The plans for the Dubai warehouse were first announced last year, but it was only at the beginning of June that the opening ceremony was held at the site.
Underlining the value of the site to local business, Sheikh Ahmed Bin Saeed Al Maktoum, chairman of Dubai Civil Aviation Authority, was in attendance.
"The facility has a footprint size of 2700m2 and it also has a storage capability of 2700m2," outlines Helmerichs.
"This is because we have multiple levels of stacking. We have one area which is used for block storage of the larger parts and a cantilever area where we put the lighter sections. In another area we have the shuffle racking area, where we have the three layer shuffle racking system, which is completely manual."
In addition, Airbus also has an avionics-electronics workshop on the first floor of the facility.

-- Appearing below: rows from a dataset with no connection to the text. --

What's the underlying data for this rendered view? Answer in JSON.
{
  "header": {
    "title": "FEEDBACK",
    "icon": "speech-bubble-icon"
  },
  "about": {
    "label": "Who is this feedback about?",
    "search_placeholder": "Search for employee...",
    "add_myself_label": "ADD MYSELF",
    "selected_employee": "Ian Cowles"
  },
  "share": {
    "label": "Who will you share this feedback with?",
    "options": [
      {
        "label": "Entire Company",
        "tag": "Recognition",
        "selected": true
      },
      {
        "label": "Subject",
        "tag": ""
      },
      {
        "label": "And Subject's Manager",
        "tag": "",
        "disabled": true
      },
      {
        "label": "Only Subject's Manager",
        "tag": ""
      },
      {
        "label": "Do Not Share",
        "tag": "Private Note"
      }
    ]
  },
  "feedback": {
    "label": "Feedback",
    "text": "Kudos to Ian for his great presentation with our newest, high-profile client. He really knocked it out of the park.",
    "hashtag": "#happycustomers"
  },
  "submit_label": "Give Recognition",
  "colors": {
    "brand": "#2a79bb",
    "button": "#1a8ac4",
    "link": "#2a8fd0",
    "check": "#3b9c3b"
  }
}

"This is being used for the repair of avionic-electronic equipment used on board the A380, especially items like cabin control, the lights, the seats, the music, and temperature control," adds Helmerichs.
"We are also offering 15 offices on a lease for suppliers who may take them if they wish. Up to 10 offices have already been filled, but in principle I have more than 15 interests for 15 offices."
The initial stock in the warehouse is being filled by sea freight, as local demand for replacement parts of the A380 has not yet hit a peak. "Because of the costs, sea freight is a cheaper option," Helmerichs adds.
"We haven't had any delivery obligations and thus have a much more comfortable time schedule for delivery. Airfreight is generally only used when we need replacements provided quickly and we would use sea freight for the bigger parts even during replenishment."
Last year, Airbus signed a three-year contract with Danzas AEI Emirates, which officially began with the opening of the warehouse.
At the contract signing in 2007, Enver Moretti, CEO and chairman of EMA - DHL Global Forwarding, speaking on behalf of Danzas, said that the company was proud to be embarking on a "long-term commercial relationship" with Airbus.
The contract meant that the 3PL firm is now handling all local logistics for Airbus, including maintaining the warehouse. "They are actually running the show," Helmerichs quips.
"We made a request for a quote last year so other logistics firms could compete. But we finally opted for Danzas as they offered us the best package for a reasonable price. We are very happy."
Does the size of the A380 parts pose any unique challenges to Danzas in delivering them to customers? "Some parts will not fit into a normal undercarriage airfreight plane so we are forced to use an uploading aircraft," says Helmerichs.
"The challenge is to find the right transportation method to the aircraft from the ground. So we depend on special trucking and freighters, which have the ability to raise and carry those parts. We may also use special transportation on those occasions where Danzas is not able to fit the parts, but to my knowledge it has never happened with the A380. But the A380 programme is of course still young."
However, Helmerichs was quick to add that the company uses a range of delivery methods appropriate to the specific customer. "For Emirates and Etihad Airways we deliver by road," he observes.
"It really depends on the part itself. If it is a big item we need to consider if it makes sense to deliver via road transport to Saudi Arabia from here, due to height and weight restrictions on the road. For Qatari clients, we would obviously deliver by airfreight. It is much quicker than other forms of transportation."
Despite being rocked by a series of set-backs which pushed back deliveries, it is believed that Airbus will deliver 12 A380s this year, followed by 21 next year and the full production rate of 45 a year by 2010.
So with the increase in the number of aircraft being sold, will there be a need for the warehouse in Dubai to expand to service local customers?
"For the time being we are happy with our facility," says Helmerichs.
"Our size fits our clients' needs. Of course, we will need to wait to see what the future will bring, but if there is any expansion it will take place in Dubai," he concludes.